_Work to complete:_
Provide the records once more, identical to the original.

_Records:_
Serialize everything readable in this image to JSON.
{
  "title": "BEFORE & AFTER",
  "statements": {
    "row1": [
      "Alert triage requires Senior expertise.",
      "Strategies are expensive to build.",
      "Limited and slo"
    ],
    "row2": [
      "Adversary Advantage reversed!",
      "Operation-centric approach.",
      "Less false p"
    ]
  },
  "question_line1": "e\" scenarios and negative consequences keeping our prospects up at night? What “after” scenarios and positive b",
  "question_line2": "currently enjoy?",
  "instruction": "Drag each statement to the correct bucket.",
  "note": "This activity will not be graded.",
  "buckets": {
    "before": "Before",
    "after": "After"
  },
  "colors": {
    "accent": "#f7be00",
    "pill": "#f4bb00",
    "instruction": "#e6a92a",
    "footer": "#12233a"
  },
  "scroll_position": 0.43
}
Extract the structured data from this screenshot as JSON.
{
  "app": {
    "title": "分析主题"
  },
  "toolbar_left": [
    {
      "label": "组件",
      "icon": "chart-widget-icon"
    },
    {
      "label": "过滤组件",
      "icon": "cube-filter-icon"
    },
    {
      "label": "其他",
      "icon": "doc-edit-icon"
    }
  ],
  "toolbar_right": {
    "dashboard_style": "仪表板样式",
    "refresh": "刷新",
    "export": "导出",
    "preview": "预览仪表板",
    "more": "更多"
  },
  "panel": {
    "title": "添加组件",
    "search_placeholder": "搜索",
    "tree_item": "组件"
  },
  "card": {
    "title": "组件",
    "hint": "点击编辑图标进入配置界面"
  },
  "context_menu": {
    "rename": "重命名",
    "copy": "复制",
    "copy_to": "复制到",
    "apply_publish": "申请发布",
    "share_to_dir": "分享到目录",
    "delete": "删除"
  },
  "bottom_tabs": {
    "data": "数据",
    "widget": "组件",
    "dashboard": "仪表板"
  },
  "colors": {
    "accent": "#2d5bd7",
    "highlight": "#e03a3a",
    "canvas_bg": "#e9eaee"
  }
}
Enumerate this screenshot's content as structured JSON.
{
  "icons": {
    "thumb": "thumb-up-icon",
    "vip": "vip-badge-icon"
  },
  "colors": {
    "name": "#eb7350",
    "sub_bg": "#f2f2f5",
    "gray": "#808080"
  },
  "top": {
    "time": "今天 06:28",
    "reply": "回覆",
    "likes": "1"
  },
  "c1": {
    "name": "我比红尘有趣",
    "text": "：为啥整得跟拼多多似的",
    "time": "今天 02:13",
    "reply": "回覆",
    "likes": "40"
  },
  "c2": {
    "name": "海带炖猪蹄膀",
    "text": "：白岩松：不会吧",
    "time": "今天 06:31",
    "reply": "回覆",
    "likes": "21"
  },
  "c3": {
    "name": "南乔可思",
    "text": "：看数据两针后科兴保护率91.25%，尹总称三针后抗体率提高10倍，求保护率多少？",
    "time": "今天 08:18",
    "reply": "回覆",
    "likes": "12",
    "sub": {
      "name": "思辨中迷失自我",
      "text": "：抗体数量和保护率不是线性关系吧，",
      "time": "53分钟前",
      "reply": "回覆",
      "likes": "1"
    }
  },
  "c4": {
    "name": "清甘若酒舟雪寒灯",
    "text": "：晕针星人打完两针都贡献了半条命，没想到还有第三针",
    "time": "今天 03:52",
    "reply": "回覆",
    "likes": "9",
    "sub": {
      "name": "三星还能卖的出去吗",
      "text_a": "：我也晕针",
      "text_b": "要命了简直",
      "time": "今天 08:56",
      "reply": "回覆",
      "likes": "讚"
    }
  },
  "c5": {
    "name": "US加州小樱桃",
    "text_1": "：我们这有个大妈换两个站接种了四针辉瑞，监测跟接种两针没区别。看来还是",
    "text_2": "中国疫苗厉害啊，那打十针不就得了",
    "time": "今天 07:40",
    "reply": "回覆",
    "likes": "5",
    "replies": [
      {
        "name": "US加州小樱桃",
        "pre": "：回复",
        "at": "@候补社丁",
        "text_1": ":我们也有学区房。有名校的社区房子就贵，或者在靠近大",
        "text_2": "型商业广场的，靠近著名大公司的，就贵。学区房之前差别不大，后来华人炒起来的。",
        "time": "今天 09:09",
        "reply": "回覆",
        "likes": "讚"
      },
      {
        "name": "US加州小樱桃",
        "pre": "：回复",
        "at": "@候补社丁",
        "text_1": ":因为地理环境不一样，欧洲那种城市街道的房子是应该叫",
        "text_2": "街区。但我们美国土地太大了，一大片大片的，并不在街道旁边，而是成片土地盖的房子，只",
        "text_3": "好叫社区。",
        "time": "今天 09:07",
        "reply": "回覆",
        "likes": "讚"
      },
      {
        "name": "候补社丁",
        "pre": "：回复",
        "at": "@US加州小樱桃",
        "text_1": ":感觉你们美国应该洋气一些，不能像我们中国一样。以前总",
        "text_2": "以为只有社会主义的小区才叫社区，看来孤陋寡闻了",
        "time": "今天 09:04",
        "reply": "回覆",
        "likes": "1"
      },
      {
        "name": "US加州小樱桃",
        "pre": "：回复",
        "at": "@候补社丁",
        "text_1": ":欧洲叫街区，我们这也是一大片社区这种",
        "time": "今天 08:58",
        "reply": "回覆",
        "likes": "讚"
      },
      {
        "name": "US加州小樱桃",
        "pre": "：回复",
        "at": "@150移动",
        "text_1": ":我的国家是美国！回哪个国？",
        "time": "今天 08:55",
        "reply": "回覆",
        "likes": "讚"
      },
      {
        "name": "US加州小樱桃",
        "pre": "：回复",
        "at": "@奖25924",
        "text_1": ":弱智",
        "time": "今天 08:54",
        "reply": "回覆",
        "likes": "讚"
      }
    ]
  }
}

_Solution for this task:_
Serialize everything readable in this image to JSON.
{
  "title": "BEFORE & AFTER",
  "statements": {
    "row1": [
      "Alert triage requires Senior expertise.",
      "Strategies are expensive to build.",
      "Limited and slo"
    ],
    "row2": [
      "Adversary Advantage reversed!",
      "Operation-centric approach.",
      "Less false p"
    ]
  },
  "question_line1": "e\" scenarios and negative consequences keeping our prospects up at night? What “after” scenarios and positive b",
  "question_line2": "currently enjoy?",
  "instruction": "Drag each statement to the correct bucket.",
  "note": "This activity will not be graded.",
  "buckets": {
    "before": "Before",
    "after": "After"
  },
  "colors": {
    "accent": "#f7be00",
    "pill": "#f4bb00",
    "instruction": "#e6a92a",
    "footer": "#12233a"
  },
  "scroll_position": 0.43
}
Extract the structured data from this screenshot as JSON.
{
  "app": {
    "title": "分析主题"
  },
  "toolbar_left": [
    {
      "label": "组件",
      "icon": "chart-widget-icon"
    },
    {
      "label": "过滤组件",
      "icon": "cube-filter-icon"
    },
    {
      "label": "其他",
      "icon": "doc-edit-icon"
    }
  ],
  "toolbar_right": {
    "dashboard_style": "仪表板样式",
    "refresh": "刷新",
    "export": "导出",
    "preview": "预览仪表板",
    "more": "更多"
  },
  "panel": {
    "title": "添加组件",
    "search_placeholder": "搜索",
    "tree_item": "组件"
  },
  "card": {
    "title": "组件",
    "hint": "点击编辑图标进入配置界面"
  },
  "context_menu": {
    "rename": "重命名",
    "copy": "复制",
    "copy_to": "复制到",
    "apply_publish": "申请发布",
    "share_to_dir": "分享到目录",
    "delete": "删除"
  },
  "bottom_tabs": {
    "data": "数据",
    "widget": "组件",
    "dashboard": "仪表板"
  },
  "colors": {
    "accent": "#2d5bd7",
    "highlight": "#e03a3a",
    "canvas_bg": "#e9eaee"
  }
}
Enumerate this screenshot's content as structured JSON.
{
  "icons": {
    "thumb": "thumb-up-icon",
    "vip": "vip-badge-icon"
  },
  "colors": {
    "name": "#eb7350",
    "sub_bg": "#f2f2f5",
    "gray": "#808080"
  },
  "top": {
    "time": "今天 06:28",
    "reply": "回覆",
    "likes": "1"
  },
  "c1": {
    "name": "我比红尘有趣",
    "text": "：为啥整得跟拼多多似的",
    "time": "今天 02:13",
    "reply": "回覆",
    "likes": "40"
  },
  "c2": {
    "name": "海带炖猪蹄膀",
    "text": "：白岩松：不会吧",
    "time": "今天 06:31",
    "reply": "回覆",
    "likes": "21"
  },
  "c3": {
    "name": "南乔可思",
    "text": "：看数据两针后科兴保护率91.25%，尹总称三针后抗体率提高10倍，求保护率多少？",
    "time": "今天 08:18",
    "reply": "回覆",
    "likes": "12",
    "sub": {
      "name": "思辨中迷失自我",
      "text": "：抗体数量和保护率不是线性关系吧，",
      "time": "53分钟前",
      "reply": "回覆",
      "likes": "1"
    }
  },
  "c4": {
    "name": "清甘若酒舟雪寒灯",
    "text": "：晕针星人打完两针都贡献了半条命，没想到还有第三针",
    "time": "今天 03:52",
    "reply": "回覆",
    "likes": "9",
    "sub": {
      "name": "三星还能卖的出去吗",
      "text_a": "：我也晕针",
      "text_b": "要命了简直",
      "time": "今天 08:56",
      "reply": "回覆",
      "likes": "讚"
    }
  },
  "c5": {
    "name": "US加州小樱桃",
    "text_1": "：我们这有个大妈换两个站接种了四针辉瑞，监测跟接种两针没区别。看来还是",
    "text_2": "中国疫苗厉害啊，那打十针不就得了",
    "time": "今天 07:40",
    "reply": "回覆",
    "likes": "5",
    "replies": [
      {
        "name": "US加州小樱桃",
        "pre": "：回复",
        "at": "@候补社丁",
        "text_1": ":我们也有学区房。有名校的社区房子就贵，或者在靠近大",
        "text_2": "型商业广场的，靠近著名大公司的，就贵。学区房之前差别不大，后来华人炒起来的。",
        "time": "今天 09:09",
        "reply": "回覆",
        "likes": "讚"
      },
      {
        "name": "US加州小樱桃",
        "pre": "：回复",
        "at": "@候补社丁",
        "text_1": ":因为地理环境不一样，欧洲那种城市街道的房子是应该叫",
        "text_2": "街区。但我们美国土地太大了，一大片大片的，并不在街道旁边，而是成片土地盖的房子，只",
        "text_3": "好叫社区。",
        "time": "今天 09:07",
        "reply": "回覆",
        "likes": "讚"
      },
      {
        "name": "候补社丁",
        "pre": "：回复",
        "at": "@US加州小樱桃",
        "text_1": ":感觉你们美国应该洋气一些，不能像我们中国一样。以前总",
        "text_2": "以为只有社会主义的小区才叫社区，看来孤陋寡闻了",
        "time": "今天 09:04",
        "reply": "回覆",
        "likes": "1"
      },
      {
        "name": "US加州小樱桃",
        "pre": "：回复",
        "at": "@候补社丁",
        "text_1": ":欧洲叫街区，我们这也是一大片社区这种",
        "time": "今天 08:58",
        "reply": "回覆",
        "likes": "讚"
      },
      {
        "name": "US加州小樱桃",
        "pre": "：回复",
        "at": "@150移动",
        "text_1": ":我的国家是美国！回哪个国？",
        "time": "今天 08:55",
        "reply": "回覆",
        "likes": "讚"
      },
      {
        "name": "US加州小樱桃",
        "pre": "：回复",
        "at": "@奖25924",
        "text_1": ":弱智",
        "time": "今天 08:54",
        "reply": "回覆",
        "likes": "讚"
      }
    ]
  }
}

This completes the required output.